The Hizzey family has lived at Brick Hill for generations.
“My Granddad had 4 goats, and I think he had more. There were little partitions in the shed and the goats used to go there. My Dad used to go and collect bracken for bedding for them, and then they’d just graze them on the Common. I think they were probably were staked and tied.
Robert Frederick Hizzey and his goats at Brick Hill. (Photo courtesy D. Hizzey.)
“The old lady round at Vale Farm had cattle. I don’t remember them, that was before my time, but my Dad as a kid remembered a cow’s leg sticking out of the ground. They’d buried it, I don’t know why they didn’t eat it, perhaps they didn’t know what it died of, but they buried it. They didn’t dig the hole deep enough, and he reckoned that for years there was this old dried up cow’s leg sticking out.
“They also had geese that wandered about Brick Hill, a flock of geese, probably 20 or 30 I should think. I don’t remember this either, but apparently all the ditches round here, and I remember all the grass, was beautiful, like a lawn, it was all the geese just nibbling at it and keeping it all flat.
“My Granddad had a pig in a sty at the bottom of our garden. The pigsty was next door to the toilet. When he was a little tot my Dad was afraid to go to it, because the pig was a big black long snouted pig, and it used to go for people, so he was afraid to go to the toilet because the bloody pig would try to bite him.
Emily Snooks outside her cottage in Brick Hill. (Photo courtesy D. Hizzey.)
“We only had an outside toilet there, at the bottom of the garden, just an earth closet. When you walked down there at night you could hear the crunch as you trod on snails. You didn’t have any light, I remember treading on toads and all sorts.
“These 2 cottages when my Granddad bought them had Common rights, to dig turf and to graze animals, and to cut wood.
“I still pick sticks for the garden. My Dad did more so than me. I’ve bought bamboo canes for runner beans, but he would have just gone and got willow poles off the Common and chop them. He’d have new ones every year. Christmas trees used to come off the Common. They’re a very grotty looking Christmas tree really, because they’re so sparse with branches, but that was Christmas. If you’d had a proper shaped tree it wouldn’t have looked right.
Brick Hill, with Vale Farm and White’s Farm, and Oaktree Cottages in the background. (Photo courtesy D. Hizzey.)
“I think there was a lot of animal grazing, and beekeeping.
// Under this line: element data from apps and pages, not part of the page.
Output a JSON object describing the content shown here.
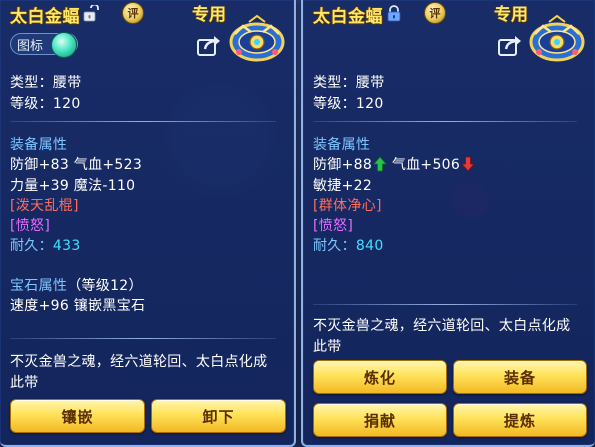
{
  "left": {
    "item_name": "太白金蝠",
    "lock_state": "unlocked",
    "appraise_badge": "评",
    "exclusive_label": "专用",
    "icon_toggle_label": "图标",
    "type_line": "类型：腰带",
    "level_line": "等级：120",
    "attr_title": "装备属性",
    "attr_line1": "防御+83 气血+523",
    "attr_line2": "力量+39 魔法-110",
    "special_skill": "[泼天乱棍]",
    "special_effect": "[愤怒]",
    "durability_label": "耐久：",
    "durability_value": "433",
    "gem_title": "宝石属性",
    "gem_level": "（等级12）",
    "gem_line": "速度+96 镶嵌黑宝石",
    "description": "不灭金兽之魂，经六道轮回、太白点化成此带",
    "buttons": [
      "镶嵌",
      "卸下"
    ]
  },
  "right": {
    "item_name": "太白金蝠",
    "lock_state": "locked",
    "appraise_badge": "评",
    "exclusive_label": "专用",
    "type_line": "类型：腰带",
    "level_line": "等级：120",
    "attr_title": "装备属性",
    "attr_def": "防御+88",
    "attr_hp": "气血+506",
    "attr_line2": "敏捷+22",
    "special_skill": "[群体净心]",
    "special_effect": "[愤怒]",
    "durability_label": "耐久：",
    "durability_value": "840",
    "description": "不灭金兽之魂，经六道轮回、太白点化成此带",
    "buttons": [
      "炼化",
      "装备",
      "捐献",
      "提炼"
    ]
  },
  "colors": {
    "name_gold": "#ffe76a",
    "section_blue": "#7fc6ff",
    "value_cyan": "#3fe0ff",
    "skill_red": "#ff6d5e",
    "effect_pink": "#e56cff",
    "up_green": "#29c24a",
    "down_red": "#e5393a"
  },
  "icons": {
    "lock_open": "unlocked-padlock-icon",
    "lock_closed": "locked-padlock-icon",
    "share": "share-icon",
    "item": "belt-item-icon",
    "up": "arrow-up-icon",
    "down": "arrow-down-icon"
  }
}
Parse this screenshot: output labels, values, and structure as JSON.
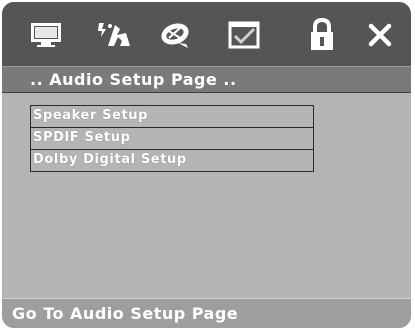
{
  "toolbar": {
    "icons": [
      {
        "name": "general-setup-icon"
      },
      {
        "name": "audio-setup-icon"
      },
      {
        "name": "dolby-icon"
      },
      {
        "name": "preference-icon"
      },
      {
        "name": "password-lock-icon"
      },
      {
        "name": "exit-icon"
      }
    ]
  },
  "page": {
    "title": ".. Audio Setup Page .."
  },
  "menu": {
    "items": [
      {
        "label": "Speaker Setup"
      },
      {
        "label": "SPDIF Setup"
      },
      {
        "label": "Dolby Digital Setup"
      }
    ]
  },
  "status": {
    "text": "Go To Audio Setup Page"
  },
  "colors": {
    "toolbar_bg": "#555555",
    "title_bg": "#7a7a7a",
    "panel_bg": "#b4b4b4",
    "status_bg": "#9e9e9e",
    "text": "#ffffff"
  }
}
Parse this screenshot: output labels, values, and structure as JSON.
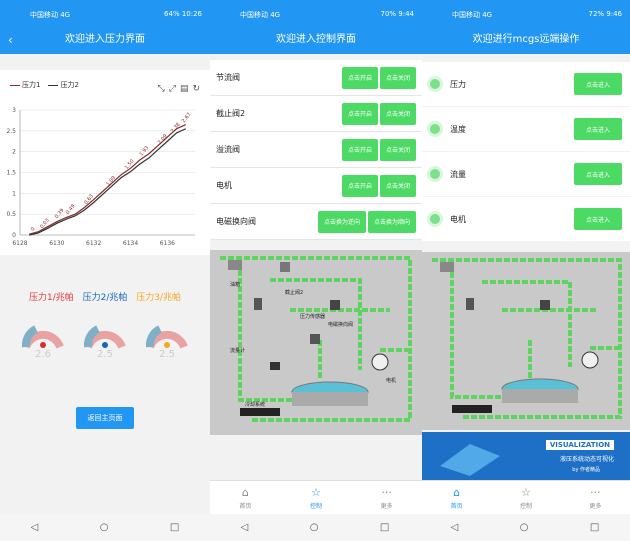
{
  "status": {
    "p1": {
      "left": "中国移动 4G",
      "right": "64% 10:26"
    },
    "p2": {
      "left": "中国移动 4G",
      "right": "70% 9:44"
    },
    "p3": {
      "left": "中国移动 4G",
      "right": "72% 9:46"
    }
  },
  "panel1": {
    "title": "欢迎进入压力界面",
    "legend": [
      "压力1",
      "压力2"
    ],
    "gauge_legend": [
      {
        "text": "压力1/兆帕",
        "color": "#e53935"
      },
      {
        "text": "压力2/兆帕",
        "color": "#1565c0"
      },
      {
        "text": "压力3/兆帕",
        "color": "#f5a623"
      }
    ],
    "gauge_values": [
      "2.6",
      "2.5",
      "2.5"
    ],
    "home_button": "返回主页面"
  },
  "chart_data": {
    "type": "line",
    "title": "",
    "xlabel": "",
    "ylabel": "",
    "xlim": [
      6128,
      6137.5
    ],
    "ylim": [
      0,
      3
    ],
    "x_ticks": [
      6128,
      6130,
      6132,
      6134,
      6136
    ],
    "y_ticks": [
      0,
      0.5,
      1,
      1.5,
      2,
      2.5,
      3
    ],
    "series": [
      {
        "name": "压力1",
        "color": "#8b2a2a",
        "x": [
          6128.5,
          6129,
          6129.5,
          6130,
          6130.5,
          6131,
          6131.5,
          6132,
          6132.5,
          6133,
          6133.5,
          6134,
          6134.5,
          6135,
          6135.5,
          6136,
          6136.5,
          6137
        ],
        "y": [
          0.02,
          0.08,
          0.2,
          0.32,
          0.42,
          0.5,
          0.66,
          0.85,
          1.05,
          1.25,
          1.45,
          1.6,
          1.8,
          1.95,
          2.15,
          2.35,
          2.55,
          2.65
        ]
      },
      {
        "name": "压力2",
        "color": "#333333",
        "x": [
          6128.5,
          6129,
          6129.5,
          6130,
          6130.5,
          6131,
          6131.5,
          6132,
          6132.5,
          6133,
          6133.5,
          6134,
          6134.5,
          6135,
          6135.5,
          6136,
          6136.5,
          6137
        ],
        "y": [
          0.0,
          0.05,
          0.16,
          0.28,
          0.38,
          0.46,
          0.6,
          0.78,
          0.98,
          1.18,
          1.38,
          1.52,
          1.7,
          1.85,
          2.05,
          2.25,
          2.45,
          2.55
        ]
      }
    ],
    "data_labels": [
      {
        "x": 6128.7,
        "y": 0.02,
        "text": "0"
      },
      {
        "x": 6129.2,
        "y": 0.08,
        "text": "0.03"
      },
      {
        "x": 6130,
        "y": 0.32,
        "text": "0.39"
      },
      {
        "x": 6130.6,
        "y": 0.42,
        "text": "0.49"
      },
      {
        "x": 6131.6,
        "y": 0.66,
        "text": "0.63"
      },
      {
        "x": 6132.8,
        "y": 1.1,
        "text": "1.09"
      },
      {
        "x": 6133.8,
        "y": 1.5,
        "text": "1.50"
      },
      {
        "x": 6134.6,
        "y": 1.82,
        "text": "1.93"
      },
      {
        "x": 6135.6,
        "y": 2.1,
        "text": "2.09"
      },
      {
        "x": 6136.3,
        "y": 2.38,
        "text": "2.38"
      },
      {
        "x": 6136.9,
        "y": 2.62,
        "text": "2.67"
      }
    ]
  },
  "panel2": {
    "title": "欢迎进入控制界面",
    "rows": [
      {
        "label": "节流阀",
        "buttons": [
          "点击开启",
          "点击关闭"
        ]
      },
      {
        "label": "截止阀2",
        "buttons": [
          "点击开启",
          "点击关闭"
        ]
      },
      {
        "label": "溢流阀",
        "buttons": [
          "点击开启",
          "点击关闭"
        ]
      },
      {
        "label": "电机",
        "buttons": [
          "点击开启",
          "点击关闭"
        ]
      },
      {
        "label": "电磁换向阀",
        "buttons": [
          "点击换为逆向",
          "点击换为顺向"
        ]
      }
    ],
    "tabs": [
      "首页",
      "控制",
      "更多"
    ]
  },
  "panel3": {
    "title": "欢迎进行mcgs远端操作",
    "rows": [
      {
        "label": "压力",
        "button": "点击进入"
      },
      {
        "label": "温度",
        "button": "点击进入"
      },
      {
        "label": "流量",
        "button": "点击进入"
      },
      {
        "label": "电机",
        "button": "点击进入"
      }
    ],
    "banner": {
      "title": "VISUALIZATION",
      "subtitle": "液压系统动态可视化",
      "maker": "by 作者精品"
    },
    "tabs": [
      "首页",
      "控制",
      "更多"
    ]
  },
  "process_labels": [
    "油箱",
    "截止阀2",
    "电磁换向阀",
    "压力传感器",
    "流量计",
    "电机",
    "冷却系统"
  ],
  "colors": {
    "accent": "#2196f3",
    "green": "#4cd964",
    "pipe": "#5ed35e"
  }
}
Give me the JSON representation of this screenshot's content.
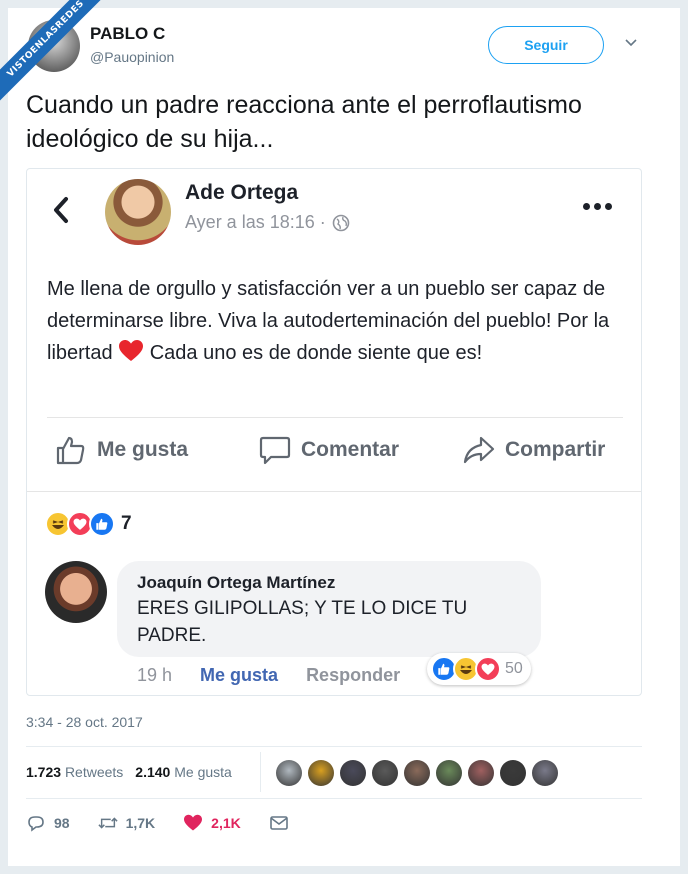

Mrs Millard had bees, her daughter Joan Weymouth and Tom had bees.
“As a kid there was a bit of land that was always called the nursery. My Granddad had chickens there. They used it like allotments really. My Dad’s garden was like a showpiece, fruit, and vegetables.
“There was one telephone, Mrs Millard, Chobham 7176. I still remember that. That was the only phone on Brick Hill. I came home one day and there was a phone box on the Green, and I thought wow, you know, we’re going up in the world, but it was made of wood, and they were filming. Oliver Reed was in it, it was called R3 gas.
“I remember as a kid that the power cables that went across the middle of Brick Hill, the main power cables, were just bare copper. They weren’t insulated. They were just strands of wire. The power lines come across from Sparrow Row.
The trees at Fox Hill clump. (Photo courtesy D. Hizzey.)
“If as a kid you wanted flowers you’d go to Mr. Broad to get your flowers. If you wanted eggs you’d go to Mrs Anscombe. If you wanted tomatoes you’d go to Johnny Pipkins.
“They had deliveries. We always had a milkman. I can remember that as a kid. Underwoods, which was the ironmongers in Lightwater, used to come round with a van like a shop with paraffin, and anything really, washing powders and things like that. Suttons the bakers used to come up. But he didn’t just have bread he used to have a van full of produce you could have a look through. The Travelling library used to come out onto the Green.
“They used to have horse and cart deliveries too, before my childhood. I can remember Dad saying they used to bump through the ditch in the bottom of this lane. I think my Dad probably saw the heyday of Brick Hill. Their life style was superb.”
With many thanks to David Hizzey.
(Photo courtesy J. End.)
With many thanks to David Hizzey.